So what can we do about it? And how do we do it? I don’t have any answers, in fact I mostly have questions, which are a vital starting point. Having questions means I am acknowledging that our Indigenous students have needs, and am seeking ways to provide for these, create a culturally safe and supportive environment and embed Aboriginal and Torres Strait Islander perspectives within my classroom, school and our education system.
What is embedding?
When schools, teachers and staff, include Aboriginal and Torres Strait Islander points of view in every aspect of school life.
It goes beyond curriculum content.
It includes a whole school approach as well as a planning & teaching approach.
Why is it important to embed?
Builds long lasting, authentic relationships with Aboriginal and Torres Strait Islander students, families and community.
Improves Aboriginal and Torres Strait Islander student learning outcomes.
Gives all students an understanding of, and respect for, Aboriginal and Torres Strait Islander traditional and contemporary cultures.
Builds educationalists cultural capacity.
Schools become culturally responsive in knowing and valuing Aboriginal & Torres Strait Islander histories and cultures.
What could embedding look like?
Acknowledgment of Country – co-constructed with your class; a school AofC that is displayed and given at the start of meetings and events; is included in staff email signatures. Yarning Circles: Morning Time, class meetings, consolidating learning, sharing times, shared reading, can be informal in playground.
Group / Class Names: Totem names, Language names, local language words.
Using texts with Aboriginal and Torres Strait Islander character, and/or by ATSI authors for modelled, shared and guided reading, and available in class libraries for independent reading. In conjunction with our Librarian, I have ensured we have a range of texts and resources in the library for teachers to borrow and use with the class.
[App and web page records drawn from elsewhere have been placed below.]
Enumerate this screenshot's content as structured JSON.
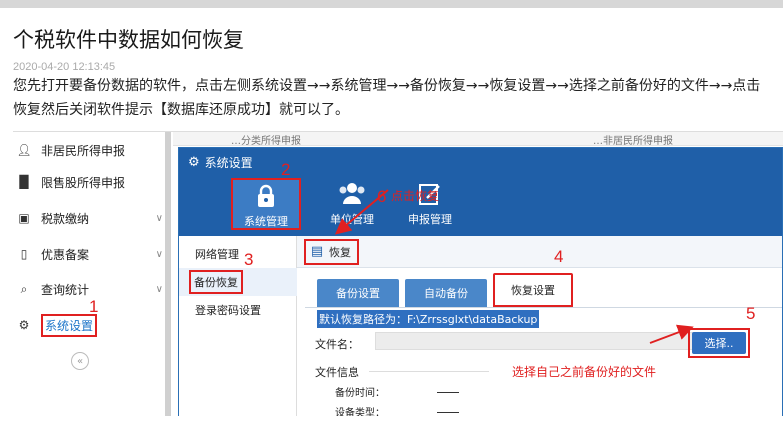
{
  "article": {
    "title": "个税软件中数据如何恢复",
    "date": "2020-04-20 12:13:45",
    "body": "您先打开要备份数据的软件，点击左侧系统设置→→系统管理→→备份恢复→→恢复设置→→选择之前备份好的文件→→点击恢复然后关闭软件提示【数据库还原成功】就可以了。"
  },
  "sidebar": {
    "items": [
      {
        "label": "非居民所得申报",
        "icon": "person-icon"
      },
      {
        "label": "限售股所得申报",
        "icon": "chart-icon"
      },
      {
        "label": "税款缴纳",
        "icon": "tax-icon"
      },
      {
        "label": "优惠备案",
        "icon": "document-icon"
      },
      {
        "label": "查询统计",
        "icon": "search-icon"
      },
      {
        "label": "系统设置",
        "icon": "gear-icon"
      }
    ],
    "collapse": "«"
  },
  "background": {
    "left_text": "…分类所得申报",
    "right_text": "…非居民所得申报"
  },
  "dialog": {
    "title": "系统设置",
    "topnav": [
      {
        "label": "系统管理",
        "icon": "lock-icon"
      },
      {
        "label": "单位管理",
        "icon": "users-icon"
      },
      {
        "label": "申报管理",
        "icon": "edit-icon"
      }
    ],
    "left_menu": [
      "网络管理",
      "备份恢复",
      "登录密码设置"
    ],
    "toolbar": {
      "restore": "恢复"
    },
    "tabs": [
      "备份设置",
      "自动备份",
      "恢复设置"
    ],
    "default_path": "默认恢复路径为：F:\\Zrrssglxt\\dataBackup",
    "file_name_label": "文件名：",
    "select_button": "选择..",
    "file_info_label": "文件信息",
    "file_info_rows": [
      {
        "label": "备份时间：",
        "value": "——"
      },
      {
        "label": "设备类型：",
        "value": "——"
      }
    ]
  },
  "annotations": {
    "n1": "1",
    "n2": "2",
    "n3": "3",
    "n4": "4",
    "n5": "5",
    "n6": "6",
    "click_restore": "点击恢复",
    "choose_file": "选择自己之前备份好的文件"
  },
  "colors": {
    "dialog_header": "#1f5fa8",
    "annotation_red": "#e02020",
    "link_blue": "#1a73c8",
    "tab_blue": "#4a87c9"
  }
}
Dadirri - Deep Listening (mindfulness)
Foster relationships with families, and local community members.
Obviously, we must go much deeper, but we have to start somewhere, and these are achievable actions that can be taken immediately.
Considering Indigenous perspectives is the morally right thing to do, but let's not forget, it’s also in the curriculum. The Australian Curriculum is working towards addressing two distinct needs in Aboriginal and Torres Strait Islander education:
that Aboriginal and Torres Strait Islander students are able to see themselves, their identities and their cultures reflected in the curriculum of each of the learning areas, can fully participate in the curriculum and can build their self-esteem.
that the Aboriginal and Torres Strait Islander Histories and Cultures cross-curriculum priority is designed for all students to engage in reconciliation, respect and recognition of the world’s oldest continuous living cultures.